[Data about app and page elements]
# # # # #
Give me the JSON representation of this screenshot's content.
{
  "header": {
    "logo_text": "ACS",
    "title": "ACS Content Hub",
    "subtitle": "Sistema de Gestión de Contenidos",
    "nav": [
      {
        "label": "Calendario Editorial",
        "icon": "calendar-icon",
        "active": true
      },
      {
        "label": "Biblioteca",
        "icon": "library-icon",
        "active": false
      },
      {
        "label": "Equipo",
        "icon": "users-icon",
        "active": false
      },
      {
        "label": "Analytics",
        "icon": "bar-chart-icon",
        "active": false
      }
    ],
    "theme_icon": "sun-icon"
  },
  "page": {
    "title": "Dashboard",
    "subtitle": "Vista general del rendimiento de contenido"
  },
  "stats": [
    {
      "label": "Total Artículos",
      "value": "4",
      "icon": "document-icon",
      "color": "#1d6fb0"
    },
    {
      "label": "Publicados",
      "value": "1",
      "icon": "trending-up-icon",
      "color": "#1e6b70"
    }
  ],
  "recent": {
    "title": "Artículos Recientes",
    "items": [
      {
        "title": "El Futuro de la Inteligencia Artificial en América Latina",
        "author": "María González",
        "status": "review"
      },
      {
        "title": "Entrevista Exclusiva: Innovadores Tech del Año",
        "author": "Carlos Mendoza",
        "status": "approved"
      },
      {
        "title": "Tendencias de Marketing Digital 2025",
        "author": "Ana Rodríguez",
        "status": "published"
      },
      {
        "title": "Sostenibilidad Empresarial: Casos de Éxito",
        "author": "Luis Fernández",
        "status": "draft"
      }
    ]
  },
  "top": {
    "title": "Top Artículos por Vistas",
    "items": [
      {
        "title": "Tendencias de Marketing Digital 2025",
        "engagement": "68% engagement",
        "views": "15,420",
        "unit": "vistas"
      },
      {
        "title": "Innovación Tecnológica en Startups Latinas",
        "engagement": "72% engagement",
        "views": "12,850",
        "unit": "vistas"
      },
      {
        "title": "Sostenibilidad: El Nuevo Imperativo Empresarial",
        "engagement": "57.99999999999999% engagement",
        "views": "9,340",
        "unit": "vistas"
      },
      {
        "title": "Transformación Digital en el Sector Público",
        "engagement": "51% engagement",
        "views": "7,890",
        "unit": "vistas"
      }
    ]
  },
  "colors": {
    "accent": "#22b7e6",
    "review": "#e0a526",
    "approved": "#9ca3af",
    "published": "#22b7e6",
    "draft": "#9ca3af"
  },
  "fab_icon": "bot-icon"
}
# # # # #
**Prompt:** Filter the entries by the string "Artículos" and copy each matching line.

**Exercise response:**
      "label": "Total Artículos",
    "title": "Artículos Recientes",
    "title": "Top Artículos por Vistas",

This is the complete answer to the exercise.